⟨

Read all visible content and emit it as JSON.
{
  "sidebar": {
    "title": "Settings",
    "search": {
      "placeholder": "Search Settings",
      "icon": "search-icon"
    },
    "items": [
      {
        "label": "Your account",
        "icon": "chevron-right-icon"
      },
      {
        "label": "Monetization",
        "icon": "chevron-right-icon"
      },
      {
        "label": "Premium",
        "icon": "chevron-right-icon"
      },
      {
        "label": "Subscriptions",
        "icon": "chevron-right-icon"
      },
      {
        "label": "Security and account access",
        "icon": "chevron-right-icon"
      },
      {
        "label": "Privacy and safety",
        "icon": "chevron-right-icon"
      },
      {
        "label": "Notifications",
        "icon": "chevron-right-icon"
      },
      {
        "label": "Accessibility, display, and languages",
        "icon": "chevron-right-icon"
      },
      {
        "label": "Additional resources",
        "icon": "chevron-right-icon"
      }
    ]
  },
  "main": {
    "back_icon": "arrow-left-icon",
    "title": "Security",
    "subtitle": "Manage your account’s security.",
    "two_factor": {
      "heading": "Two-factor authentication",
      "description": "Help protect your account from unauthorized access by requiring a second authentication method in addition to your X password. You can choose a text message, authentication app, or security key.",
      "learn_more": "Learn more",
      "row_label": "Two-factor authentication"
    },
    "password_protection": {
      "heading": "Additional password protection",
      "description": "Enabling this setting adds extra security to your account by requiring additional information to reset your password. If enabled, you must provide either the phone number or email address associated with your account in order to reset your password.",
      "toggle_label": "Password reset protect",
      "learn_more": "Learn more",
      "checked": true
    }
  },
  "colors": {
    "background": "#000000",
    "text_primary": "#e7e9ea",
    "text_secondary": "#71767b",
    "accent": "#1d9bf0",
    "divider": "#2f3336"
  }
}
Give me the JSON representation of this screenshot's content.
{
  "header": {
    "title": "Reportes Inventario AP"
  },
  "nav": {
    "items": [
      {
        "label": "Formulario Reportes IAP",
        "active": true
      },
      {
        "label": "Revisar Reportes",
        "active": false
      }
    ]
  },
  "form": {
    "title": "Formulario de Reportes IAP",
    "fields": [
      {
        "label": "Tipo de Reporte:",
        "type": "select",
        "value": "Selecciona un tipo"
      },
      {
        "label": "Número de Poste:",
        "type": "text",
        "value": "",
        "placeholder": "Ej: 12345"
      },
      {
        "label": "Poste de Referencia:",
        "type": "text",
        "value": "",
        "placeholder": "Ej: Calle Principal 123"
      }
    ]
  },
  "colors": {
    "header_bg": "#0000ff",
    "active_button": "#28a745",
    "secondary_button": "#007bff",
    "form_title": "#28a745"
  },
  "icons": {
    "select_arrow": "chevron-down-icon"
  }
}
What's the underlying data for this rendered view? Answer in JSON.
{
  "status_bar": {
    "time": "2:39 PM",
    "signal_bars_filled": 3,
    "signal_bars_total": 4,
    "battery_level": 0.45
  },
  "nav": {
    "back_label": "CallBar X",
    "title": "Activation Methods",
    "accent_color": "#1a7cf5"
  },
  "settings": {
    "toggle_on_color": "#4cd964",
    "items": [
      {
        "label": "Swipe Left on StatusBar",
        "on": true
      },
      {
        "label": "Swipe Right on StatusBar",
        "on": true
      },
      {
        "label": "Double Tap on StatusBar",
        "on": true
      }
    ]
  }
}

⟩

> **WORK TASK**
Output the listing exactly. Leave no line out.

> **RESPONSE BELOW**
Read all visible content and emit it as JSON.
{
  "sidebar": {
    "title": "Settings",
    "search": {
      "placeholder": "Search Settings",
      "icon": "search-icon"
    },
    "items": [
      {
        "label": "Your account",
        "icon": "chevron-right-icon"
      },
      {
        "label": "Monetization",
        "icon": "chevron-right-icon"
      },
      {
        "label": "Premium",
        "icon": "chevron-right-icon"
      },
      {
        "label": "Subscriptions",
        "icon": "chevron-right-icon"
      },
      {
        "label": "Security and account access",
        "icon": "chevron-right-icon"
      },
      {
        "label": "Privacy and safety",
        "icon": "chevron-right-icon"
      },
      {
        "label": "Notifications",
        "icon": "chevron-right-icon"
      },
      {
        "label": "Accessibility, display, and languages",
        "icon": "chevron-right-icon"
      },
      {
        "label": "Additional resources",
        "icon": "chevron-right-icon"
      }
    ]
  },
  "main": {
    "back_icon": "arrow-left-icon",
    "title": "Security",
    "subtitle": "Manage your account’s security.",
    "two_factor": {
      "heading": "Two-factor authentication",
      "description": "Help protect your account from unauthorized access by requiring a second authentication method in addition to your X password. You can choose a text message, authentication app, or security key.",
      "learn_more": "Learn more",
      "row_label": "Two-factor authentication"
    },
    "password_protection": {
      "heading": "Additional password protection",
      "description": "Enabling this setting adds extra security to your account by requiring additional information to reset your password. If enabled, you must provide either the phone number or email address associated with your account in order to reset your password.",
      "toggle_label": "Password reset protect",
      "learn_more": "Learn more",
      "checked": true
    }
  },
  "colors": {
    "background": "#000000",
    "text_primary": "#e7e9ea",
    "text_secondary": "#71767b",
    "accent": "#1d9bf0",
    "divider": "#2f3336"
  }
}
Give me the JSON representation of this screenshot's content.
{
  "header": {
    "title": "Reportes Inventario AP"
  },
  "nav": {
    "items": [
      {
        "label": "Formulario Reportes IAP",
        "active": true
      },
      {
        "label": "Revisar Reportes",
        "active": false
      }
    ]
  },
  "form": {
    "title": "Formulario de Reportes IAP",
    "fields": [
      {
        "label": "Tipo de Reporte:",
        "type": "select",
        "value": "Selecciona un tipo"
      },
      {
        "label": "Número de Poste:",
        "type": "text",
        "value": "",
        "placeholder": "Ej: 12345"
      },
      {
        "label": "Poste de Referencia:",
        "type": "text",
        "value": "",
        "placeholder": "Ej: Calle Principal 123"
      }
    ]
  },
  "colors": {
    "header_bg": "#0000ff",
    "active_button": "#28a745",
    "secondary_button": "#007bff",
    "form_title": "#28a745"
  },
  "icons": {
    "select_arrow": "chevron-down-icon"
  }
}
What's the underlying data for this rendered view? Answer in JSON.
{
  "status_bar": {
    "time": "2:39 PM",
    "signal_bars_filled": 3,
    "signal_bars_total": 4,
    "battery_level": 0.45
  },
  "nav": {
    "back_label": "CallBar X",
    "title": "Activation Methods",
    "accent_color": "#1a7cf5"
  },
  "settings": {
    "toggle_on_color": "#4cd964",
    "items": [
      {
        "label": "Swipe Left on StatusBar",
        "on": true
      },
      {
        "label": "Swipe Right on StatusBar",
        "on": true
      },
      {
        "label": "Double Tap on StatusBar",
        "on": true
      }
    ]
  }
}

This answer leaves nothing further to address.